About a fortnight ago I turned up to ride after work one day and found that evening had been taken over with an in-house jumping competition. I had known there were some going on but hadn’t paid them much attention. I hadn’t realised that meant there’d be no schools to ride in. Luckily I knew that on the previous weekend a couple of the teens had ridden on “the track” – which is basically a short path around the edge of some of the turnout fields. Officially this had not been opened for the year (it’s unavailable during the winter) but if they’d used it, surely I could. I was a bit hazy though on exactly where it went and when we were allowed to use it.
I made enquiries and it turned out that the owner was happy for me to use it at my own risk – before they officially open it for the year they check the rabbits haven’t dug any holes in the path that a horse could put a leg down. Also I was told we’re not allowed to go faster than a trot on the bit that goes alongside the outdoor schools. As I barely intended to go beyond a walk at all on our first solo foray outside the school this was not likely to inconvenience me!
I checked with one of the teens that had used it at the weekend and they’d not found any rabbit holes and assured me it was not possible to get lost, so I tacked up. I was nervous because I didn’t know how he’d be to ride outside the school. Apart from the one hack on the road with a staff member, quite some time ago, I haven’t ridden outside the school because there haven’t been any options other than the school or the roads. I was also nervous because although I’d been assured I couldn’t get lost, I didn’t know where the track went or how long it was. Now I’ve ridden it I see it’s very short and you’re barely out of sight of the schools/yard, so it’s really not that scary, but new things are always a challenge for me.
So I opened the gates, mounted by climbing on the wall (it felt really odd to mount outside the school, but he was relatively well-behaved and I got on OK) and headed out down the track. Down the track – it was the first time I’d ridden him on any sort of slope which again made me a little less than relaxed and he was worried about a woodpile that might contain monsters (visible in the picture above on the left of the track), but although we were both a bit tense there were no real issues. I asked him to bend away from the woodpile as we passed it, with limited success. We got to the bottom corner after a few hundred meters. The path went to the right, but to the left the sun was glinting off a little brook. Apparently this was very concerning for the woolly-boy, who thought there were almost certainly crocodiles in it,

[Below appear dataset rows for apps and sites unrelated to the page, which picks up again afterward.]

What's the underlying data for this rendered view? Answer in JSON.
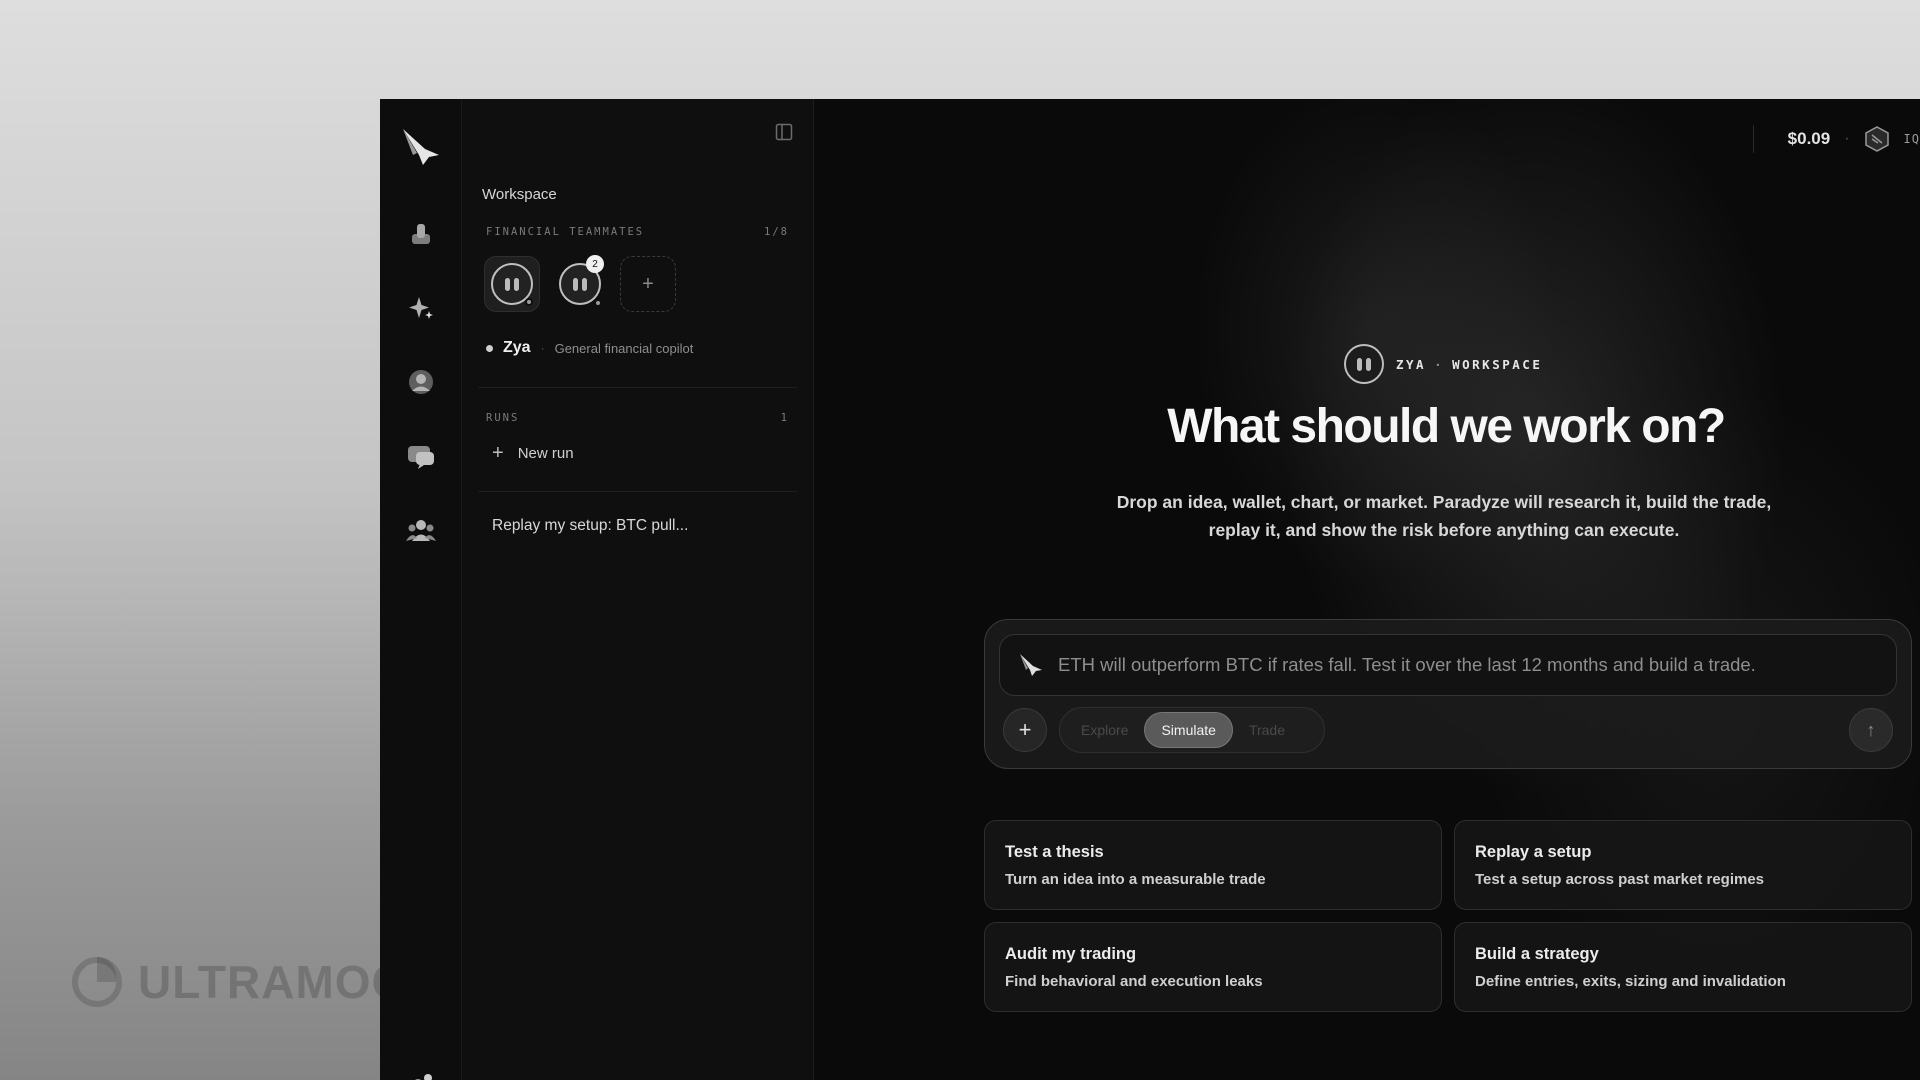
{
  "watermark": {
    "text": "ULTRAMOCK.IO"
  },
  "rail": {
    "icons": [
      "bird-logo-icon",
      "stack-icon",
      "sparkle-icon",
      "user-icon",
      "chat-icon",
      "team-icon"
    ]
  },
  "sidebar": {
    "title": "Workspace",
    "teammates_label": "FINANCIAL TEAMMATES",
    "teammates_count": "1/8",
    "teammate_badge": "2",
    "add_symbol": "+",
    "active_name": "Zya",
    "active_separator": "·",
    "active_role": "General financial copilot",
    "runs_label": "RUNS",
    "runs_count": "1",
    "new_run_label": "New run",
    "runs": [
      "Replay my setup: BTC pull..."
    ]
  },
  "topbar": {
    "balance": "$0.09",
    "separator": "·",
    "iq_label": "IQ"
  },
  "hero": {
    "agent": "ZYA",
    "dot": "·",
    "context": "WORKSPACE",
    "headline": "What should we work on?",
    "subline": "Drop an idea, wallet, chart, or market. Paradyze will research it, build the trade, replay it, and show the risk before anything can execute."
  },
  "composer": {
    "placeholder": "ETH will outperform BTC if rates fall. Test it over the last 12 months and build a trade.",
    "plus": "+",
    "modes": [
      "Explore",
      "Simulate",
      "Trade"
    ],
    "selected_mode": "Simulate",
    "send": "↑"
  },
  "cards": [
    {
      "title": "Test a thesis",
      "desc": "Turn an idea into a measurable trade"
    },
    {
      "title": "Replay a setup",
      "desc": "Test a setup across past market regimes"
    },
    {
      "title": "Audit my trading",
      "desc": "Find behavioral and execution leaks"
    },
    {
      "title": "Build a strategy",
      "desc": "Define entries, exits, sizing and invalidation"
    }
  ]
}
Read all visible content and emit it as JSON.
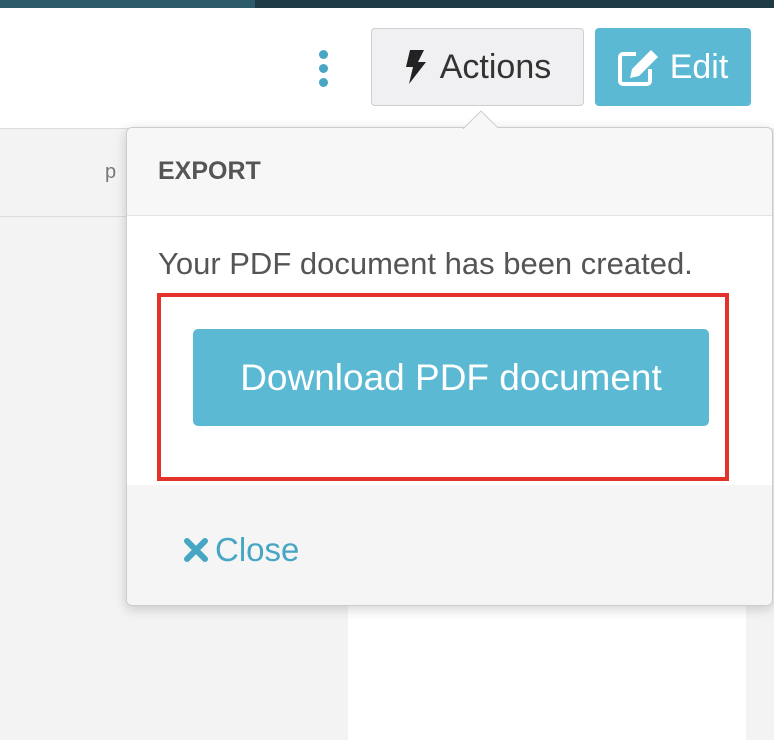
{
  "colors": {
    "accent": "#5bb9d3",
    "link": "#46a6c3",
    "highlight": "#e3322a",
    "top_bar": "#1e3a44"
  },
  "background": {
    "peek_text": "p"
  },
  "toolbar": {
    "more_icon": "vertical-ellipsis-icon",
    "actions_icon": "lightning-bolt-icon",
    "actions_label": "Actions",
    "edit_icon": "pencil-square-icon",
    "edit_label": "Edit"
  },
  "popover": {
    "title": "EXPORT",
    "message": "Your PDF document has been created.",
    "download_label": "Download PDF document",
    "close_icon": "x-icon",
    "close_label": "Close"
  }
}
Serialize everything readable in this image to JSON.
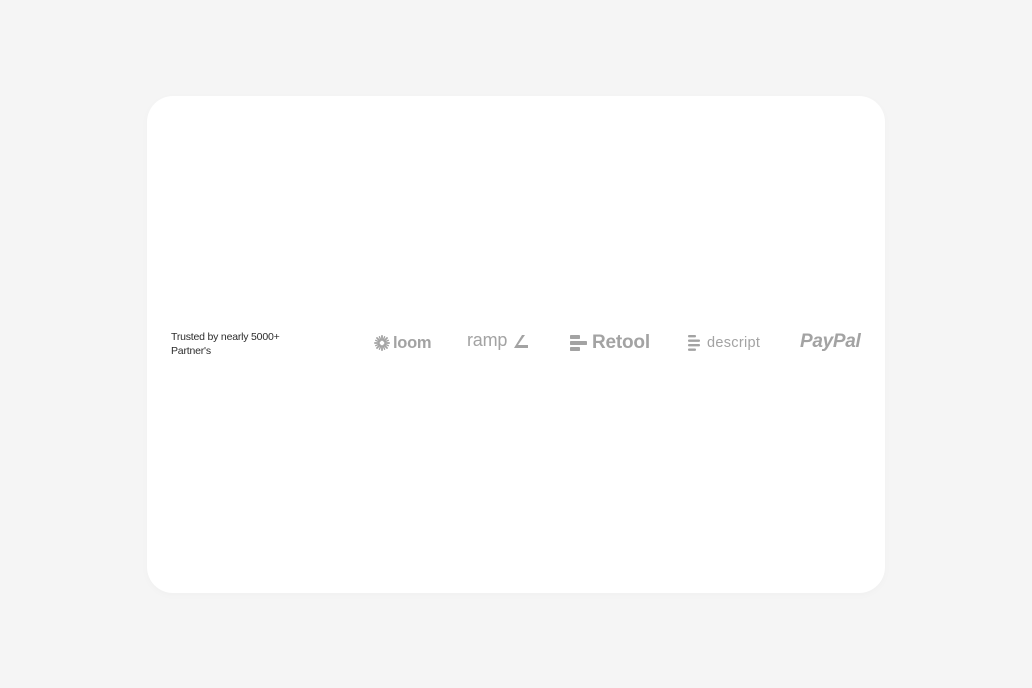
{
  "trusted_text": "Trusted by nearly 5000+ Partner's",
  "logos": {
    "loom": "loom",
    "ramp": "ramp",
    "retool": "Retool",
    "descript": "descript",
    "paypal": "PayPal"
  },
  "colors": {
    "page_background": "#f5f5f5",
    "card_background": "#ffffff",
    "text": "#2c2c2c",
    "logo_gray": "#a3a3a3"
  },
  "icons": {
    "loom": "loom-starburst-icon",
    "ramp": "ramp-arrow-icon",
    "retool": "retool-bars-icon",
    "descript": "descript-lines-icon"
  }
}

but after a brief discussion I convinced him we weren’t going that way anyway and it was safe to proceed along the path. After another few hundred meters we found a pheasant in the middle of the path in front of us. Knowing how pheasants will leave it to the last minute and then fly up in a horse’s face, I was probably more worried by the pheasant than he was – he was curious about it. I slowed our walk to give the pheasant maximum opportunity to leave before we were on top of it, and with a minimum of fuss the bird took itself off into the bushes, much to my relief. Another few hundred meters on we could see and hear two dogs running off the lead, but it turned out they could not reach us, being separated from us by a narrow strip of fenced-off field. After all of that I was feeling pretty confident that I didn’t have to worry too much about how he’d react to things – yes we’d come across things he didn’t feel confident with, but the strongest reaction he’d given to all of this was stopping near the crocodiles. I was in no danger of hitting the floor at any point, which in a way was the question I’d needed answering. I hadn’t known how he’d be when we were out and about and something a bit scary came along. Now I know that he’s fine, I can be more confident, which in turn will make him more confident.
We carried on following the path and in no time at all we were alongside the schools and the jump competition and then back to the beginning. A very short ride, so we did another lap. This time I got him to bend away from the woodpile and keep going near the crocodiles. We had a little trot up the hill and finished the lap with me feeling confident that I will be safe on him even when we meet the unexpected.
I did leave the ride with the idea he has strong feelings about water. He did not like the tiny “crocodile wallow”, he does not like it when the tap in his stable is turned on, he doesn’t like his sweat patches being rinsed off and he doesn’t like fly spray on him even if you spray it on your hand and then wipe it on him. This does not bode well for washing him. I’ll let you know how that goes…